"Hit the target and not me, there's a good chap!"


Fassbender is, easily, my favourite character from Inglourious Basterds; he was brilliant with what little screen-time he had.

"Well, if this is it, old boy, I hope you don't mind if I go out speaking the King's."

It's funny that there's scenes in First Class that wouldn't have looked out of place in Inglourious Basterds, but without the grim humour Tarantino excels at. Both the bar and bank scenes were brilliantly done - all justified anger with undercurrents of almost disturbing menace. When you consider how Magneto is played by McKellan, it's astonishing that Fassbender gives the character such sympathy. Here is someone you can almost root for. Almost.

His scenes with McAvoy are, really, the whole point of the film, and they're beautifully done. Here are two people whose backgrounds could not be more different, but both have access to a remarkable power; who have to forge a friendship if they're to be the 'good guys' in this entirely new world.

"More tea, vicar?"

I think my favourite scenes were when they were tracking down all the 'mutants', mainly for a cameo which actually made me squeal with excitement; enough so that my objection at it did not seem to matter: namely, that someone who has lived in a concentration camp WOULD NOT have given up so easily, no matter how many 'Go fuck yourself!'s were growled at him.
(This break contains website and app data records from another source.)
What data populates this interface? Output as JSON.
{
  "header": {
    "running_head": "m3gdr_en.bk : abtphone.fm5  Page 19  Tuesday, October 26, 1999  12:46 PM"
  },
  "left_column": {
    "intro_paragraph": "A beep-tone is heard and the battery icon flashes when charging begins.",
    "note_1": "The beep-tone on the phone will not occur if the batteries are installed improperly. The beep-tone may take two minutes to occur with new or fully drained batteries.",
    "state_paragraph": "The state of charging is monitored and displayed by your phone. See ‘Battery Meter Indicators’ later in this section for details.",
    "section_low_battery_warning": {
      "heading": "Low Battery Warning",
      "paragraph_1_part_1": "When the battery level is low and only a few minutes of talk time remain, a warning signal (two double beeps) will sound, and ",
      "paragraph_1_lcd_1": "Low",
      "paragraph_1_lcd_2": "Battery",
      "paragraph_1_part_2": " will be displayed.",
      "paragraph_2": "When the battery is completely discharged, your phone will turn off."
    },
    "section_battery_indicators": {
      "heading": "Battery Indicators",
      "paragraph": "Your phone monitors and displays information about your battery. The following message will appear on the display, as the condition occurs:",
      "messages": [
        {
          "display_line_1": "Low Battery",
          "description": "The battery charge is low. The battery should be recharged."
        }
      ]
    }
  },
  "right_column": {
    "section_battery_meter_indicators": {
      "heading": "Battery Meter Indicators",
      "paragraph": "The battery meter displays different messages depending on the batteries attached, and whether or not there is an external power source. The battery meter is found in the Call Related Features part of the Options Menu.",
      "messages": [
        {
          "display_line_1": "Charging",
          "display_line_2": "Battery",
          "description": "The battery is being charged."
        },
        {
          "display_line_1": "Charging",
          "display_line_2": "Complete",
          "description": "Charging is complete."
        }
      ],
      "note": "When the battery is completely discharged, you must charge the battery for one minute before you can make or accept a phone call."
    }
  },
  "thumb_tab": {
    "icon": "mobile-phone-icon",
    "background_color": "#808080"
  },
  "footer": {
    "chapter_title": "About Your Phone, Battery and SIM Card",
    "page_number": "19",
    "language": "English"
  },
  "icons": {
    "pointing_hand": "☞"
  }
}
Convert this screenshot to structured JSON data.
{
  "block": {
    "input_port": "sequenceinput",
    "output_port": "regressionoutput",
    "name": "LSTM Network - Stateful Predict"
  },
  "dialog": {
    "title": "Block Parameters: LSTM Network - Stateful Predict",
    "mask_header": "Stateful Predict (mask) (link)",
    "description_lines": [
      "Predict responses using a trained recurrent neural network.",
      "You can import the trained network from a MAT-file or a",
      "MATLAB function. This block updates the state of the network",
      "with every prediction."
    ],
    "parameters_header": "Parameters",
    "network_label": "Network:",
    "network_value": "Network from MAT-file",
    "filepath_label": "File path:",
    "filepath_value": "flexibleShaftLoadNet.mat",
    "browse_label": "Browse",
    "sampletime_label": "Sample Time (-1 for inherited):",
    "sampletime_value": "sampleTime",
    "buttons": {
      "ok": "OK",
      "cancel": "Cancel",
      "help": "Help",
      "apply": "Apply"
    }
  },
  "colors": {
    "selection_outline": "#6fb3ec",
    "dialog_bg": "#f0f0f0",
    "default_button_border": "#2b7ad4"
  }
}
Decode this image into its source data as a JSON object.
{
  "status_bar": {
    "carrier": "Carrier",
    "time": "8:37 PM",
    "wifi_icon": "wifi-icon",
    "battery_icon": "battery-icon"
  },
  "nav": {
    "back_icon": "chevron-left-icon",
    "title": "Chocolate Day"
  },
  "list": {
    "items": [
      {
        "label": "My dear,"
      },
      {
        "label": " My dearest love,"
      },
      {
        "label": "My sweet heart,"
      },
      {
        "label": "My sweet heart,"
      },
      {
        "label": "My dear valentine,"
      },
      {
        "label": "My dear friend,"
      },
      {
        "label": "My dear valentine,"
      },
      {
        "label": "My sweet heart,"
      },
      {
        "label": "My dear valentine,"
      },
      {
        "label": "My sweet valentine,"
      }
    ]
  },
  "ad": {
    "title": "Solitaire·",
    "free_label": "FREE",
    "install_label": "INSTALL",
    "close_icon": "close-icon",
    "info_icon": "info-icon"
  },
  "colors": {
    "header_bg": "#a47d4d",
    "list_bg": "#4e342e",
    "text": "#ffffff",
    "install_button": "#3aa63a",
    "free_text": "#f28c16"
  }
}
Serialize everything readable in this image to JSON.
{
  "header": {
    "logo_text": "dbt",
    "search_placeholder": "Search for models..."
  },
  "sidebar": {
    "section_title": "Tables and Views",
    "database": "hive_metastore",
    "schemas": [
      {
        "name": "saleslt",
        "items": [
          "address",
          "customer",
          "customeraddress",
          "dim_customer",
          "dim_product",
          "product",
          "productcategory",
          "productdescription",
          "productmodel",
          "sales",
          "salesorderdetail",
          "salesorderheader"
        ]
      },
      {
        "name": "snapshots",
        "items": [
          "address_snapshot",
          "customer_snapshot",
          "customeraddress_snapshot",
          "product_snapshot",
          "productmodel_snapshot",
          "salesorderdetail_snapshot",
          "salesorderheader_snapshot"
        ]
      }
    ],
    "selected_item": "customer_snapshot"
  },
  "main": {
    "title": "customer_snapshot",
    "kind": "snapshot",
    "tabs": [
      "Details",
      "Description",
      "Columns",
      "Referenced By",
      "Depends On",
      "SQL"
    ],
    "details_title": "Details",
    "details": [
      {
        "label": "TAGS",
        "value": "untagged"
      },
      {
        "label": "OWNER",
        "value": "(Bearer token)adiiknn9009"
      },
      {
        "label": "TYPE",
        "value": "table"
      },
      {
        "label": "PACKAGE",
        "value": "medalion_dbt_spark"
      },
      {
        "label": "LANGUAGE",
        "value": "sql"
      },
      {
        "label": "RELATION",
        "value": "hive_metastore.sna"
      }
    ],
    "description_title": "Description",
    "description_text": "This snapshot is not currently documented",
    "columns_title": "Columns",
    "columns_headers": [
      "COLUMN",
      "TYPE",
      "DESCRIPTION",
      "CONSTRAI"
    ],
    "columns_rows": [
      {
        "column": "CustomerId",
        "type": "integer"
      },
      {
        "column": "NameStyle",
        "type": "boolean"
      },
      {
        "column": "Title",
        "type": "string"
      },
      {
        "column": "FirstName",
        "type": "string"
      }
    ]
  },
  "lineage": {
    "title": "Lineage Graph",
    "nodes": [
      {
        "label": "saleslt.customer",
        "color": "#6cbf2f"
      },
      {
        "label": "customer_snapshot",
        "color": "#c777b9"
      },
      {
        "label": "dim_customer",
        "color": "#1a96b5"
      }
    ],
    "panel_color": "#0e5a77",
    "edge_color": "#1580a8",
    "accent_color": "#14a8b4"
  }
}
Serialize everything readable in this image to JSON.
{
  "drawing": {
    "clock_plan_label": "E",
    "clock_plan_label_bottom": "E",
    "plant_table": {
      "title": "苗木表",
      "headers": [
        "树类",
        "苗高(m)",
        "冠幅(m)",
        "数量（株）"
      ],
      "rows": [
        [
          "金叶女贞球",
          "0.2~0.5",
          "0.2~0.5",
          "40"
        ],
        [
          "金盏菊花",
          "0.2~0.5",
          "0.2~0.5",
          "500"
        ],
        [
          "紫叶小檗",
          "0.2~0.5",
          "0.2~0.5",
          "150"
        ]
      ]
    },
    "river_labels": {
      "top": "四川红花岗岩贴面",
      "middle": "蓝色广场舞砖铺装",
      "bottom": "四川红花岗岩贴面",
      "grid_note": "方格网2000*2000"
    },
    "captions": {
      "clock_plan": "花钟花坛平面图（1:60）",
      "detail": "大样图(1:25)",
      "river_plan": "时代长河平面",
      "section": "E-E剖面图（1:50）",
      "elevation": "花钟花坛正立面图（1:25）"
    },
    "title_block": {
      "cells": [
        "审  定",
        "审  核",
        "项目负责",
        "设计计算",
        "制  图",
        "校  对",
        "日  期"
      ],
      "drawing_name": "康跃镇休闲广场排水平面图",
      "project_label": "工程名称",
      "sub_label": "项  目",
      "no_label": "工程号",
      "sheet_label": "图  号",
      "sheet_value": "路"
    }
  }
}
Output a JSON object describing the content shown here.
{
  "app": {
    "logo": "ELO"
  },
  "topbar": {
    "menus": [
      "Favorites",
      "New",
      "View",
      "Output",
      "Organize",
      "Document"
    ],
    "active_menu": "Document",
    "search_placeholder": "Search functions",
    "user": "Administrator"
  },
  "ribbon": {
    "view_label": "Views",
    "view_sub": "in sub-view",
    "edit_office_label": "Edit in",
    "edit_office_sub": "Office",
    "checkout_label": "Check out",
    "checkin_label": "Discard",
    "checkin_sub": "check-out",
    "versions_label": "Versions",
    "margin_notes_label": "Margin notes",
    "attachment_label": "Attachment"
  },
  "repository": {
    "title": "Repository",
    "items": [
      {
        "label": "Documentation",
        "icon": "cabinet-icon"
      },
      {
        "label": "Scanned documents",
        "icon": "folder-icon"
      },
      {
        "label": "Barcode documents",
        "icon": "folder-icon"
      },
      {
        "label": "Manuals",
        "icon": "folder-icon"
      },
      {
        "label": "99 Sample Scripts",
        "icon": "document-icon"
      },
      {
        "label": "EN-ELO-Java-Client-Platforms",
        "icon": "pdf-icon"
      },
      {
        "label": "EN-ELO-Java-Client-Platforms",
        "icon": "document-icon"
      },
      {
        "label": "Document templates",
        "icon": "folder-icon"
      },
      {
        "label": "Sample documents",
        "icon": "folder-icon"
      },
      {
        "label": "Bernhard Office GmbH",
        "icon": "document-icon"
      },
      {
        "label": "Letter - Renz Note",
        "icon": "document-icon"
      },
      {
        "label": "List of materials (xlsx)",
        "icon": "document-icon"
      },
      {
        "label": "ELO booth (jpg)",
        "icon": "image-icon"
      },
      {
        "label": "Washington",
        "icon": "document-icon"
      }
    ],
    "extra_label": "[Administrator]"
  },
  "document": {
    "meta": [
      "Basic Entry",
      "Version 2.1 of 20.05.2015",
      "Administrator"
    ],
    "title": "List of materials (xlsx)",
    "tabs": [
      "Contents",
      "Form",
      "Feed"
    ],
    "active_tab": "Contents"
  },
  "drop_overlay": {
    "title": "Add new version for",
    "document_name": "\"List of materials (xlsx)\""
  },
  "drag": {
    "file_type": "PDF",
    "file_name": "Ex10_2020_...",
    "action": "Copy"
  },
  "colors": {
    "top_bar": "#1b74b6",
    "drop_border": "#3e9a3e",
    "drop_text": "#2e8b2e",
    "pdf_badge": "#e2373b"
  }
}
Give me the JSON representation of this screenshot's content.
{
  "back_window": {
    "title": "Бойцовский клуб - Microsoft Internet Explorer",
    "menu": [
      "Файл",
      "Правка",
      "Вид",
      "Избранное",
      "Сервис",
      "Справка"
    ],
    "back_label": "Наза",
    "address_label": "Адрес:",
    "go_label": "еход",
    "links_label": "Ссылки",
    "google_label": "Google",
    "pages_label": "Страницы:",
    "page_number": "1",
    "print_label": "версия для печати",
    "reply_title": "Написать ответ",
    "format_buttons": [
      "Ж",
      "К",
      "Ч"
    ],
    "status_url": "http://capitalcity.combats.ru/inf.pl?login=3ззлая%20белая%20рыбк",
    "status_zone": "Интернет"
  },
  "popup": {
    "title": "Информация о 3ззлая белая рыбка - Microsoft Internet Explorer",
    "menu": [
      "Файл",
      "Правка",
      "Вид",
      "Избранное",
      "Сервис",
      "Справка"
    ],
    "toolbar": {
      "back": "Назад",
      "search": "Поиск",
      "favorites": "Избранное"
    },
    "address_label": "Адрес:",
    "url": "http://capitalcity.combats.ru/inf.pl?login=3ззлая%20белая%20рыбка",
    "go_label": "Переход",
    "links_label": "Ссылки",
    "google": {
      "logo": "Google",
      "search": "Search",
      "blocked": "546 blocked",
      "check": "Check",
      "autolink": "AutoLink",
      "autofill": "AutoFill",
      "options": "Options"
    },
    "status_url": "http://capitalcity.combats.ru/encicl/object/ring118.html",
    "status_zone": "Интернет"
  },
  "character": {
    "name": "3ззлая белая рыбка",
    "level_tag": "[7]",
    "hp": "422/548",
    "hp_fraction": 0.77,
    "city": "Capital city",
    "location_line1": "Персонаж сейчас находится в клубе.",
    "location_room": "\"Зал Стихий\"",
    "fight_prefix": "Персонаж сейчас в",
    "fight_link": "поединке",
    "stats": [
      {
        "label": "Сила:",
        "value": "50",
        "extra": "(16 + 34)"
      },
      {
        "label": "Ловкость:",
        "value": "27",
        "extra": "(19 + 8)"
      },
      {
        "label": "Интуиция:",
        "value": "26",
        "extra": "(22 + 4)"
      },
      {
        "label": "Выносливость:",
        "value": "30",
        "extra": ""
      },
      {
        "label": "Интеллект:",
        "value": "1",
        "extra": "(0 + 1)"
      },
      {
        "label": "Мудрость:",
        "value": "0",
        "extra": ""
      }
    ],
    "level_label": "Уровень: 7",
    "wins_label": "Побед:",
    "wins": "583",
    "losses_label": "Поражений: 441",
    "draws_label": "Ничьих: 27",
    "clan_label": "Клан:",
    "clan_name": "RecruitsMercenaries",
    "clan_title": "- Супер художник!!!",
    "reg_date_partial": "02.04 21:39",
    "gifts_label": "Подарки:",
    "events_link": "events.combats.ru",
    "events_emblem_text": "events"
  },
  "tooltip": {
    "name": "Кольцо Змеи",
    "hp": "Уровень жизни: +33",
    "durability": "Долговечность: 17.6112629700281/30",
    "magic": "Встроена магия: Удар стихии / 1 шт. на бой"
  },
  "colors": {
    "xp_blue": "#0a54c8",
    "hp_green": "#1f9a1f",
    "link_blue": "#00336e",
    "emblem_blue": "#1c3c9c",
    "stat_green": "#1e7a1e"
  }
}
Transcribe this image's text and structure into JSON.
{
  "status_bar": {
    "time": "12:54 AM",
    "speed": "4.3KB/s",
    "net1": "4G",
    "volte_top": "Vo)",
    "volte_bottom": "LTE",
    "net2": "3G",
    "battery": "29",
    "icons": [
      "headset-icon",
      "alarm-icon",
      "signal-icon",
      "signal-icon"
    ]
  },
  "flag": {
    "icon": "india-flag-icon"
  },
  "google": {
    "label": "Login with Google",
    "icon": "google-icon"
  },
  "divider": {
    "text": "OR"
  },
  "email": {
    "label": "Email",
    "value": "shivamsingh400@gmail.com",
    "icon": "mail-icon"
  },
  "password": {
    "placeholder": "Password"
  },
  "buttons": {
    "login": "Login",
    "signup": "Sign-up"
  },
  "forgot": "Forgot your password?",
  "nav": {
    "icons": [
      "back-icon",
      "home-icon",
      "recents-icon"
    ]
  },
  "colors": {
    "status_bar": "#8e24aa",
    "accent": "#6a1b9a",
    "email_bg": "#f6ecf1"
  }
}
It's best, I think, not to go down the road of, 'But they could have made such a difference to his life!'

Quibbles are very, very minor. Angel, for example. I didn't really 'get' why she would have changed sides so very easily, especially after one of her friends is killed. I also don't quite understand Mystique. While she was played very, very well by Jennifer Lawrence, now making me even more excited for The Hunger Games, I don't really see why she has such a problem with who she is. She has probably the coolest power out there, and yes, her real appearance is a little on the bizarre side, but it's not like she's stuck with it, unlike some others. In fact, who's to say that is her 'real' appearance? Surely whichever skin she's most comfortable in (mentally as well as physically) should be the reality? While we're on the quibbles, let's mention the discrepancies: if that really is Storm during the excellent Cerebro scene, she'd be quite a bit older by the start of the first film than Halle Berry really looks. Also, I'm fairly sure Xavier wasn't in a wheelchair for the flashback at the start of X-3.

However, quibbles are not something I'll focus on. It's a great film, and I'm already looking forward to buyinthe DVD.